> _Records from a data collection_
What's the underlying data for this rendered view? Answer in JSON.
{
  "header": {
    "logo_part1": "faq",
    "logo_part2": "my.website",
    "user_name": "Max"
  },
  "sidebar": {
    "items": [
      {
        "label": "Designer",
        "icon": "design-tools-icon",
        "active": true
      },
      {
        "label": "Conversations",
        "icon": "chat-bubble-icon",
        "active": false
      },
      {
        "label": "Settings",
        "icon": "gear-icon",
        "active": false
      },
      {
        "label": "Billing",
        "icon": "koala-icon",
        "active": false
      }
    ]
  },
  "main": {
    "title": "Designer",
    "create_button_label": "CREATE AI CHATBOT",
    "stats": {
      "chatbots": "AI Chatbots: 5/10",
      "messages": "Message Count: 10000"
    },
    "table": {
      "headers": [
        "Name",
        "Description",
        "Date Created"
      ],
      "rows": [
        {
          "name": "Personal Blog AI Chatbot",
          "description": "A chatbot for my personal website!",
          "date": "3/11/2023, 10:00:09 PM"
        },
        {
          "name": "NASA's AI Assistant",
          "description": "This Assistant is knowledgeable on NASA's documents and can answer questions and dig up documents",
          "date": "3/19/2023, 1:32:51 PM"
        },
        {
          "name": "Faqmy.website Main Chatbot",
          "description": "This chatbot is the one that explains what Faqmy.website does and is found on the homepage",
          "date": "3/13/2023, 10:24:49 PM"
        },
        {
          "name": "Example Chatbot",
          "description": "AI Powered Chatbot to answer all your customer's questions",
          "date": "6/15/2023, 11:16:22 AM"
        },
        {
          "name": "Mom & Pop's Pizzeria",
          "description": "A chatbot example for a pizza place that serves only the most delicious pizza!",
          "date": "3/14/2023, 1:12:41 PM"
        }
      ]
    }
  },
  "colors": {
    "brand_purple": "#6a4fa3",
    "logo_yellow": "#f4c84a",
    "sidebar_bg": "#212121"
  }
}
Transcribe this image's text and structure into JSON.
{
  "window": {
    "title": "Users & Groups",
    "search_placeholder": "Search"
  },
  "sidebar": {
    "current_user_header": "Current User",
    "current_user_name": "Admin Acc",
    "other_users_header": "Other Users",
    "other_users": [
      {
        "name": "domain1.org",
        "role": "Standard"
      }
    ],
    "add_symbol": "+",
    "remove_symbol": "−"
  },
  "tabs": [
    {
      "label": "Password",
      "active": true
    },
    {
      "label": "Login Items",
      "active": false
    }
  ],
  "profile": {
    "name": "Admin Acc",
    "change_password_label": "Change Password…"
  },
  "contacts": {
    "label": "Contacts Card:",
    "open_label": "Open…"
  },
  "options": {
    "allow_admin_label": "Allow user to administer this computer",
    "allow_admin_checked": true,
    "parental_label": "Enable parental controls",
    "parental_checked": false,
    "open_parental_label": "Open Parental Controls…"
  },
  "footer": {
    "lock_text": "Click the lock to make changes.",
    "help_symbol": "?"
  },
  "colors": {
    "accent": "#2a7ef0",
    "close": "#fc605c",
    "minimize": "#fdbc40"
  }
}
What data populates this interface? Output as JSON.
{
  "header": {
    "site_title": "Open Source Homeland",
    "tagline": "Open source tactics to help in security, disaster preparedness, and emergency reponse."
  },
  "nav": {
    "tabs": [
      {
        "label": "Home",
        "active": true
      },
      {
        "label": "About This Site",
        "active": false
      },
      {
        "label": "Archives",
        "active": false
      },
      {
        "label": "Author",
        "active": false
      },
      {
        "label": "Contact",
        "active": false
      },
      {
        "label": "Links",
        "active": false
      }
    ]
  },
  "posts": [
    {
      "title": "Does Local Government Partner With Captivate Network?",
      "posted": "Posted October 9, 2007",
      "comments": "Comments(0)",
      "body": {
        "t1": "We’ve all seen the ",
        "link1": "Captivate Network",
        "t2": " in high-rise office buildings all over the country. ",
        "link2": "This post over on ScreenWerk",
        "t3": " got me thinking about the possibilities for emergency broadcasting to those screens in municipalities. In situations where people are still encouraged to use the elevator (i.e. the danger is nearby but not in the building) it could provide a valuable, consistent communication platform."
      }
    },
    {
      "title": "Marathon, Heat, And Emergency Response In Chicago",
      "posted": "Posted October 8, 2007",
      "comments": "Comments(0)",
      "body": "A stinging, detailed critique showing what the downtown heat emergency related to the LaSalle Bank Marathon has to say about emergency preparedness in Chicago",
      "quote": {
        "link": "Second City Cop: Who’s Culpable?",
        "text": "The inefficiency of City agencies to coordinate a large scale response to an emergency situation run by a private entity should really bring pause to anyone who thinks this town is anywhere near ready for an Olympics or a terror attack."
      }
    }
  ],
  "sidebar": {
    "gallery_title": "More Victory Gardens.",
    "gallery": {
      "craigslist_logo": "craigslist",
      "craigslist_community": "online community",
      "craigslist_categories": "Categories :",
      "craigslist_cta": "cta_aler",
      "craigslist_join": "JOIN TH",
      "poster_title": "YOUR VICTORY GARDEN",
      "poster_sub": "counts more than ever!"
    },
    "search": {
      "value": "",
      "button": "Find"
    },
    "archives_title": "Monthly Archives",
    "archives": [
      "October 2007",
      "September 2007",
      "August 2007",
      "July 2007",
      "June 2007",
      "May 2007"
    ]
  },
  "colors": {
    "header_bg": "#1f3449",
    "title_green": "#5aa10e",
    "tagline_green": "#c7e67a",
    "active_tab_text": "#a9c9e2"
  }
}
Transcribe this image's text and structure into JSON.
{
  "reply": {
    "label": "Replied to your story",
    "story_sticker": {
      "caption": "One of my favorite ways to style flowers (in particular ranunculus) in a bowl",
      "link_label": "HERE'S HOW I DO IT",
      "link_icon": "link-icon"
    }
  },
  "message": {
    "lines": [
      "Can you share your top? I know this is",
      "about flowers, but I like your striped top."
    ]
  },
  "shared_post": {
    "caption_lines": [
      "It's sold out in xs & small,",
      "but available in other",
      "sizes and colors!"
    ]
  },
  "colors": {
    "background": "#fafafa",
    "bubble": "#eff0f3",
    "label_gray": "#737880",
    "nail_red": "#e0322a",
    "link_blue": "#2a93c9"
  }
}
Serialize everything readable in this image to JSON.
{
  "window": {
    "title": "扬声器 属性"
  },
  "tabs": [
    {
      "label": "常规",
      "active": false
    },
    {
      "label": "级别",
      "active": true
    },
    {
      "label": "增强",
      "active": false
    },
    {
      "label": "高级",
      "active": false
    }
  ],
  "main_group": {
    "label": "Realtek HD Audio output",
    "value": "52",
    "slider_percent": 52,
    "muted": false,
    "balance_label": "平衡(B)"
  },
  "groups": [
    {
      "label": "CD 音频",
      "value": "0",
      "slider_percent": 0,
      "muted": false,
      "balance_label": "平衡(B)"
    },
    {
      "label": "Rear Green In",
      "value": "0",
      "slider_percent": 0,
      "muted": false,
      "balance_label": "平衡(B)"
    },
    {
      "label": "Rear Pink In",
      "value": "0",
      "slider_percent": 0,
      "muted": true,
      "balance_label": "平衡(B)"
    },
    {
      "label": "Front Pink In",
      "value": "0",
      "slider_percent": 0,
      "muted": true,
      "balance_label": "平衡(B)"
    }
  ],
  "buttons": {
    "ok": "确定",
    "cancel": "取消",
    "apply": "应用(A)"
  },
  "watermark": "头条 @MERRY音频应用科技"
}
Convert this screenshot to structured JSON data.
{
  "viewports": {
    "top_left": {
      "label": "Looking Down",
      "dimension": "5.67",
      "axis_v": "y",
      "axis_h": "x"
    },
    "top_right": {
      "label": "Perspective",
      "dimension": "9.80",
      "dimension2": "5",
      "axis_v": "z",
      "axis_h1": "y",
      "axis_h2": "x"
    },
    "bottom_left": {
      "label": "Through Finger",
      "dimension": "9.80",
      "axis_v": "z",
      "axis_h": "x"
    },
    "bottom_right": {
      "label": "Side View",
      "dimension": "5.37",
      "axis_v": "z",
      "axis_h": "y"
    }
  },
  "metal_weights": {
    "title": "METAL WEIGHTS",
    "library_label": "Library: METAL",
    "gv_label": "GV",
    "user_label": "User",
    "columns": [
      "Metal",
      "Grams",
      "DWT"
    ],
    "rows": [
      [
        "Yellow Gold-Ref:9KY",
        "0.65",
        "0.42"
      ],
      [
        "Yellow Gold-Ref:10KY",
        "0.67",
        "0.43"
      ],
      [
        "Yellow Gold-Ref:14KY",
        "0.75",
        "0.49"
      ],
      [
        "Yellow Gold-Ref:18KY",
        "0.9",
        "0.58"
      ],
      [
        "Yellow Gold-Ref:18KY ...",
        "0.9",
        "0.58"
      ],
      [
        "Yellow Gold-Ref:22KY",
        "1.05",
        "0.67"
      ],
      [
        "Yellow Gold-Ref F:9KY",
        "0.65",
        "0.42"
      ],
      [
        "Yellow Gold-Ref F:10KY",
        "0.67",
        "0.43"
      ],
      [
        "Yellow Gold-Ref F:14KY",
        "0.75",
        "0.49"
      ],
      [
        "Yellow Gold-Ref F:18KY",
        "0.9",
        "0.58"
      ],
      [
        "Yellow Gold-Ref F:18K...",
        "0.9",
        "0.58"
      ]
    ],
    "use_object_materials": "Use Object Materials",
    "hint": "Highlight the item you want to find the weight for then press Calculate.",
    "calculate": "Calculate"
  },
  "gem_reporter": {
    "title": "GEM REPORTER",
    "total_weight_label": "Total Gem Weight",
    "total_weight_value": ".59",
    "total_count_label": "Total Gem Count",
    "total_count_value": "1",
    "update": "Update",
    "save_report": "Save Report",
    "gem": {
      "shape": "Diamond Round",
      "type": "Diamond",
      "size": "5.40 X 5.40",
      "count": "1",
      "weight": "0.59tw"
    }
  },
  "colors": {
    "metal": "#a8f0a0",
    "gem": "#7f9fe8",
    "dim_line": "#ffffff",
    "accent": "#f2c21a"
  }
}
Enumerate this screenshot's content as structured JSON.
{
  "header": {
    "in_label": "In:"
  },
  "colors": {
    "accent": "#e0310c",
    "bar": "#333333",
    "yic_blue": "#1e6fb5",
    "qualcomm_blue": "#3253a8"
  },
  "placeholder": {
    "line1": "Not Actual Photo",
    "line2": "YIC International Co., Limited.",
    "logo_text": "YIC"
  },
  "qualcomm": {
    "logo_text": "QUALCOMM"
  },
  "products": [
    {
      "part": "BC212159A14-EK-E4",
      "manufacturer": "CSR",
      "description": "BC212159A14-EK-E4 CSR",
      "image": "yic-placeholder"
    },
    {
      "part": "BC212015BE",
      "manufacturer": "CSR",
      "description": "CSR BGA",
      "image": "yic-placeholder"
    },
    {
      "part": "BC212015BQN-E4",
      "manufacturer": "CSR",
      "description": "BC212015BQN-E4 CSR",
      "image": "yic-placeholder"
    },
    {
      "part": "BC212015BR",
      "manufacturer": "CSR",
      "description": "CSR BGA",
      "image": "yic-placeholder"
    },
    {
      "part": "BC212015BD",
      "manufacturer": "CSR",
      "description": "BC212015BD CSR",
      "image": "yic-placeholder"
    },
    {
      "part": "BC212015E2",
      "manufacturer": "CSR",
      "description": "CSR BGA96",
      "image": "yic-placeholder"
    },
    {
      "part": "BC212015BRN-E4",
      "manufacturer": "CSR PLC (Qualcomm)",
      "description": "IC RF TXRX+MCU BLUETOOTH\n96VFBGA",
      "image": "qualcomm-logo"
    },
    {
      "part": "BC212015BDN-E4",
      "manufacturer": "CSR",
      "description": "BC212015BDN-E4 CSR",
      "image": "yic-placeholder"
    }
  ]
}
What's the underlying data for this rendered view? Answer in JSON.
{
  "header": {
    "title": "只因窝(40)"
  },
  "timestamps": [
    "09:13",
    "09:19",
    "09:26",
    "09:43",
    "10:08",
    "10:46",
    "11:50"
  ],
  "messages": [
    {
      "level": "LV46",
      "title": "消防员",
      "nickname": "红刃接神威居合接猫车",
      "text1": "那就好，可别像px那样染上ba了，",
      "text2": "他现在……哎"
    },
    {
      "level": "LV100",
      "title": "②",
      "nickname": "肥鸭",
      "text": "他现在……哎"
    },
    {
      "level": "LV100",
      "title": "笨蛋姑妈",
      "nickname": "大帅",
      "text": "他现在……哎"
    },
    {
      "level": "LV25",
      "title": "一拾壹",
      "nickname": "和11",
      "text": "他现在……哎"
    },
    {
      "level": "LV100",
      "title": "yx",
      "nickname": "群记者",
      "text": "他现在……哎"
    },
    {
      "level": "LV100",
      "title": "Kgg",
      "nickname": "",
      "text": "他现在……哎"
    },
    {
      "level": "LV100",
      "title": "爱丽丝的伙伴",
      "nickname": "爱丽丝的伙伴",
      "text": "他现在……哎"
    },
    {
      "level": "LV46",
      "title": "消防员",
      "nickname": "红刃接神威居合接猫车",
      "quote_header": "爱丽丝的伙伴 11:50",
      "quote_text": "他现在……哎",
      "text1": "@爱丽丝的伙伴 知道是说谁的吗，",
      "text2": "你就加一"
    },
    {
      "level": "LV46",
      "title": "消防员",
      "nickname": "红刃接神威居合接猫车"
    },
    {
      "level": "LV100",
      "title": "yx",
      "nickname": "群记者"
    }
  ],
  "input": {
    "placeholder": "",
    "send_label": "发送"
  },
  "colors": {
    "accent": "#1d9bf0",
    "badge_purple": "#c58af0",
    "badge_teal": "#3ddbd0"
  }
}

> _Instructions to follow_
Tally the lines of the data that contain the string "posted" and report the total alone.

> _Solution for this task_
2